What’s a person to do once they have checked off all the items on their bucket list? For daredevil and extreme sports enthusiast Alan Darvill, the answer seems to be pottery.
At his home in Savannah, Mr. Darvill has what some might describe as a “man-cave”. It’s a shed in the garden, but the fridge in there is not full of beer, it’s full of clay. The shed also houses two wheels, two kilns and dozens of buckets full of glazes. He’s been throwing pots (in the sense of making them, rather than hurling them) on and off for 35 years. “Now,” he says, “it’s coming more to the front as I am not doing so much of the other stuff.”
By “other stuff” he means setting world records. Mr. Darvill holds six Guinness World Records, all of which involve extreme sports and nausea-inducing heights.
As a former British Royal Marine, having a penchant for dangerous activities was probably a prerequisite for the job – and the taste for adventure clearly did not desert him when he left the military.
It was while he was living in Yorkshire, England, that he embarked on his quest to set a variety of new world records.
“In the UK there’s a charity called Children in Need run by the BBC. All around the country they have events to raise money for children in need. The Humber Bridge, which is in Yorkshire, was the biggest suspension bridge in the world at the time. So I thought, why not get a helicopter to hover over one of the towers, abseil (or rappel to Americans) out of the helicopter on to the top of the bridge, then we’d abseil down off the top of the bridge onto the road, then we’d go to the middle of the bridge and from there abseil down into a boat and make our way to shore.”
Simple. And so he and his Marine buddies did it. “We raised 40,000 pounds, which was the largest amount raised that year by any single event.”
Watching him delicately shape a lump of clay into a perfect bowl, it’s hard to believe someone can have such a delicate touch when so much of their time an energy has been devoted to far hardier endeavours.
It’s not just the stunts he pulls – but the organisation involved. Alan has coordinated each of these world records (only one of which has been broken so far) many of which have taken months to get off the ground, so to speak.
In attempting to break the existing record for the highest rappel (or abseil) from a building, which at the time was 642 feet, Mr. Darvill first approached the Empire State Building. After much to-ing and fro-ing, the powers that be denied him permission. So he took his proposal to the Twin Towers. Again there were months of discussions before it all fell through. Not to be put off, he set his sights on what was the tallest building in the world at the time – the 1,815 feet high CN Tower in Toronto.
“At first they said no. Then they said okay, but you can’t go from top because there is this sort of donut at 1,100 feet that is full of radio transmitters that will fry your testicles. I said, ‘No problem, I’ve had the operation!’. So they said, ‘Okay you can do it – but you have to wear a space suit to protect you from the radiation’.”
He managed to sweet-talk them out of the space suit and, in July 1992, 12 Marines and 12 Canadians set a new world record rappeling down the CN Tower from 1,400 feet.
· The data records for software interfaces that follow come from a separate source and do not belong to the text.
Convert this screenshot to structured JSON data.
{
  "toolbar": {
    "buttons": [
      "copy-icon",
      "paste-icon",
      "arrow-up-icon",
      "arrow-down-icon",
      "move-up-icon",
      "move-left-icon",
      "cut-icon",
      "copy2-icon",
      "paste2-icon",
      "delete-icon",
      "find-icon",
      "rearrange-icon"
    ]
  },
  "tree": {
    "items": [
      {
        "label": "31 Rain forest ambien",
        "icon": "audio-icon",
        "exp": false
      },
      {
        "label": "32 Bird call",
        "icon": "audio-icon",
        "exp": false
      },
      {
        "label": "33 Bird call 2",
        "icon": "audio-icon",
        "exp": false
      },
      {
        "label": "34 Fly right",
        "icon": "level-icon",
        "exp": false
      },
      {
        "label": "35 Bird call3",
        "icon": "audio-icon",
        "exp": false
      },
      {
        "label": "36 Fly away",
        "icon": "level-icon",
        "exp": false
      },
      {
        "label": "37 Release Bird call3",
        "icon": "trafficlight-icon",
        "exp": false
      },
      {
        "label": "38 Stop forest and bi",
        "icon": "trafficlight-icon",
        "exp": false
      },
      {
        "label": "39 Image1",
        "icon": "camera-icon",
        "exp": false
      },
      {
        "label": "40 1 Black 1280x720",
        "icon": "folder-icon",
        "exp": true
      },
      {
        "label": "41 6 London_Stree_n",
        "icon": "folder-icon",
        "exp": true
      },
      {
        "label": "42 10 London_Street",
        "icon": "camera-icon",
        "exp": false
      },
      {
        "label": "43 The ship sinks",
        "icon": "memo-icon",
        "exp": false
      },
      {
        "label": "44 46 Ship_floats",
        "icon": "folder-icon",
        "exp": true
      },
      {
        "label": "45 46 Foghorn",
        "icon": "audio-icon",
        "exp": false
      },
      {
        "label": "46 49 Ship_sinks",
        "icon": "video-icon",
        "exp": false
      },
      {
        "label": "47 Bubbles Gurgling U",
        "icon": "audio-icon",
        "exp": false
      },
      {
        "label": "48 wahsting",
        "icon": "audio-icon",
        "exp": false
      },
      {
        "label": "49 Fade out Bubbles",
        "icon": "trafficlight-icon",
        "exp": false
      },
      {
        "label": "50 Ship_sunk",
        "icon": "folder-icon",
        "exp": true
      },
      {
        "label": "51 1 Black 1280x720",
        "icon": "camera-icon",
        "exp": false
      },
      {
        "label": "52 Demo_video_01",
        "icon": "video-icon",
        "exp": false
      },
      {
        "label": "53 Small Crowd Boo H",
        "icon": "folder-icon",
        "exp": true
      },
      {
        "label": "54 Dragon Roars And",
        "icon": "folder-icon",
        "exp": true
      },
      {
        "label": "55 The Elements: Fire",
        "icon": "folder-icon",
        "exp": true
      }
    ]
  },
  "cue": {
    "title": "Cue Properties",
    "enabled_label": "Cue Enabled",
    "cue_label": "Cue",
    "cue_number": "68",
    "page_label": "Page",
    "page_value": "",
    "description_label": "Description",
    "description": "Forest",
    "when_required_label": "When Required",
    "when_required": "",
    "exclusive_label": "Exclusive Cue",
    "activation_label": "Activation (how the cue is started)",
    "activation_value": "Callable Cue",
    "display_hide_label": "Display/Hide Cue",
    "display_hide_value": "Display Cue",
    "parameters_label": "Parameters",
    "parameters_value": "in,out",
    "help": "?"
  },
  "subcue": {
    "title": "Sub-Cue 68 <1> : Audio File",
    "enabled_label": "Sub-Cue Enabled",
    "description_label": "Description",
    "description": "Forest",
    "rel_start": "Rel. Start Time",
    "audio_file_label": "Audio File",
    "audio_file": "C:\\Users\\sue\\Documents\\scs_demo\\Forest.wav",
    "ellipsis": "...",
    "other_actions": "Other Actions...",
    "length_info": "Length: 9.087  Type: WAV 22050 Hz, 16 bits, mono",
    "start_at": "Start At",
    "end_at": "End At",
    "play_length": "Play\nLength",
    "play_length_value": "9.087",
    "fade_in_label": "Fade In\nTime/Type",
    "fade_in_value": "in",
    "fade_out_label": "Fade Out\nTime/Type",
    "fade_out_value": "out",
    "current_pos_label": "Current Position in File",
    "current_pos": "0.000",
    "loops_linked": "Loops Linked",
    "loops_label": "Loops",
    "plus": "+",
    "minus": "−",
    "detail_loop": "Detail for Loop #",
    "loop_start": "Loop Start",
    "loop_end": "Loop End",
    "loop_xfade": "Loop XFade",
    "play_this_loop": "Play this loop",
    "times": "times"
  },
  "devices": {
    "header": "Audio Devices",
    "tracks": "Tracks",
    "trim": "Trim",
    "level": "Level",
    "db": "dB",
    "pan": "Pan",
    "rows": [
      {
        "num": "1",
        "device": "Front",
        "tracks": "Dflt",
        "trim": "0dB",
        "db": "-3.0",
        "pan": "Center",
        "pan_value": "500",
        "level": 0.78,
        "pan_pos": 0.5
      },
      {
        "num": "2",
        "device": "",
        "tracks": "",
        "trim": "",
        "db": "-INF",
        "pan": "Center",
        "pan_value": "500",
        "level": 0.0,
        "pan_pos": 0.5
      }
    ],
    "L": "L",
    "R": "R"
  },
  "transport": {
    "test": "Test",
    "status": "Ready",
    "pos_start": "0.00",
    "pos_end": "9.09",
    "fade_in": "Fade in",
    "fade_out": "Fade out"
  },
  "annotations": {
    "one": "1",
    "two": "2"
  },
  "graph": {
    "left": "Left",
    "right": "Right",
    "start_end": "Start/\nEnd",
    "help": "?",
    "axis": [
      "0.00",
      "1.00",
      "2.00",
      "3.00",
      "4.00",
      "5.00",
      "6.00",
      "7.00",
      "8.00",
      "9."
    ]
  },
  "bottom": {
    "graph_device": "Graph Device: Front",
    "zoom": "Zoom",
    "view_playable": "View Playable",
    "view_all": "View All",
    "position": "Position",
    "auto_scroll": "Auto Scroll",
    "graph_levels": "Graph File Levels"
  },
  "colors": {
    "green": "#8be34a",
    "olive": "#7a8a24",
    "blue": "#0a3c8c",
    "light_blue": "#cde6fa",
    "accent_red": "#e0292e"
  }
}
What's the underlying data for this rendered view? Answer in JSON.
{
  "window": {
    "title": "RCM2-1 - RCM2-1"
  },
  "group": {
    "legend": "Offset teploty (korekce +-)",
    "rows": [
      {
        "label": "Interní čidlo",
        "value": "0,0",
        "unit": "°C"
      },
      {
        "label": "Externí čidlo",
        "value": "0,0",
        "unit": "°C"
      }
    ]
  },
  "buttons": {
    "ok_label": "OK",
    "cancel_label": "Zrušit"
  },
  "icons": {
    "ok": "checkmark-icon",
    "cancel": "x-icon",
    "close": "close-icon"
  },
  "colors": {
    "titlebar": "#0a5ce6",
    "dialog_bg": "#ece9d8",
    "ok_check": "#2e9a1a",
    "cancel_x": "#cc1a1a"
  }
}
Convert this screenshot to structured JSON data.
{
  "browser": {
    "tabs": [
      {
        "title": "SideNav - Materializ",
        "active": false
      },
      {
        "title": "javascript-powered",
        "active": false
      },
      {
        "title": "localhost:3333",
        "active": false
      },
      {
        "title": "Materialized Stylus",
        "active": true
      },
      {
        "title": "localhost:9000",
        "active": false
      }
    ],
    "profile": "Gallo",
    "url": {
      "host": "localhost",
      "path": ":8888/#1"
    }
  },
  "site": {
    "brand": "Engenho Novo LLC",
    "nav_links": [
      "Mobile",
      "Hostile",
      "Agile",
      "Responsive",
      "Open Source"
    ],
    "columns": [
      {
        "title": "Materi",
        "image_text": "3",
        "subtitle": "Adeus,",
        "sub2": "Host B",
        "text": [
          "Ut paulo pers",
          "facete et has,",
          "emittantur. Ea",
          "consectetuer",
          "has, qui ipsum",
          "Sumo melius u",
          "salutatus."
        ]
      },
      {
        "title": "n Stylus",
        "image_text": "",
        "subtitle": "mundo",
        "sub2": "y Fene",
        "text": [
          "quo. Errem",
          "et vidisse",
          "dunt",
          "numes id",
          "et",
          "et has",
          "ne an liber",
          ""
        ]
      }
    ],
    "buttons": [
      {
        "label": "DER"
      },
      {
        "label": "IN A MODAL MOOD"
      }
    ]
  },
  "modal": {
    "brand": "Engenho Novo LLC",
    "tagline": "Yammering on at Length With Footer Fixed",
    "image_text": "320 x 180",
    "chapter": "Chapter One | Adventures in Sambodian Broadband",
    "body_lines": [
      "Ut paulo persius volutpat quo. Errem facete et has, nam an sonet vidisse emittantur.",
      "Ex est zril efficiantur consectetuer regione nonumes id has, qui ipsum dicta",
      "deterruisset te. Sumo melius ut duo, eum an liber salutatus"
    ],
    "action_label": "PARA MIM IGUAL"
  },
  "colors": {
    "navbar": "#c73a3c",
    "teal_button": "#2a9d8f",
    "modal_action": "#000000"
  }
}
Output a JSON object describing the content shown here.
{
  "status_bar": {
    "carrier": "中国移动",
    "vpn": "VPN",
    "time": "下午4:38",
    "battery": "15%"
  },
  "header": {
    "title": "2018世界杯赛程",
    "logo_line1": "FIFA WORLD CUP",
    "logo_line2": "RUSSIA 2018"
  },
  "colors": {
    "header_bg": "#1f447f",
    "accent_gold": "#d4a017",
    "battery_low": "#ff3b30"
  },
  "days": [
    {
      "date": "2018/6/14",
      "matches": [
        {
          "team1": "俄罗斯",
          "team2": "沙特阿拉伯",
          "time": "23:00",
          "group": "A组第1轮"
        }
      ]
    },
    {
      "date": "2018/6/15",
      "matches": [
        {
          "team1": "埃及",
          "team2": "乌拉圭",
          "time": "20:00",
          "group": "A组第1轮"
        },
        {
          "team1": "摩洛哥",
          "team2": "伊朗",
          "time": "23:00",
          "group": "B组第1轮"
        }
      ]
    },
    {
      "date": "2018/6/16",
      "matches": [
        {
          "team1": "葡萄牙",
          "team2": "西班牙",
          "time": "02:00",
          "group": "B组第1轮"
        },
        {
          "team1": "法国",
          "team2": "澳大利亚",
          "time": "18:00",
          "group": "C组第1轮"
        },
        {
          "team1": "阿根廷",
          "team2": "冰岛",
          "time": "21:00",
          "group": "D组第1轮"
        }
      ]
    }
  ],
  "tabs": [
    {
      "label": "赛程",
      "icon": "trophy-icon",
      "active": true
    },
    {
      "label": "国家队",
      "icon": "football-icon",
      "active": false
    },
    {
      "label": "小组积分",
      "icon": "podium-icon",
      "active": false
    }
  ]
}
Another of this Guinness World Records was set on Seven Mile Beach and entailed descending a mile vertically, by means of various extreme sports: rappeling from a helicopter, then letting go and sky diving several thousand feet, parachuting the last part, landing in the sea, and immediately donning scuba gear to make a descent to 100 feet.
“I want to do that one again,” he says. “Because of the wind, the boat wasn’t positioned right over the wall, so it took us longer than it should have.”
It’s hard to tell the age of a person when they have so much energy, but by my calculations he must be into his 70s. Living proof that it’s never too late to do something new, Mr. Darvill has recently had his first pottery exhibition, featuring a selection of the ceramics he makes – bowls, teapots and casseroles and more. Working in ceramics might seem as far as one can possibly get from sky diving and repelling, but Mr. Darvill’s great gusto and zest for life seem to come through in his art, which is brightly coloured, quirky and, in his words, a little wonky.
It doesn’t sound as though this daredevil will ever call it quits on the danger and adventure front. “If somebody told me I’d got three months – or a month – to live,” he says, “I would go out and do all the things that I haven’t done.”
Somehow, that’s not hard to believe.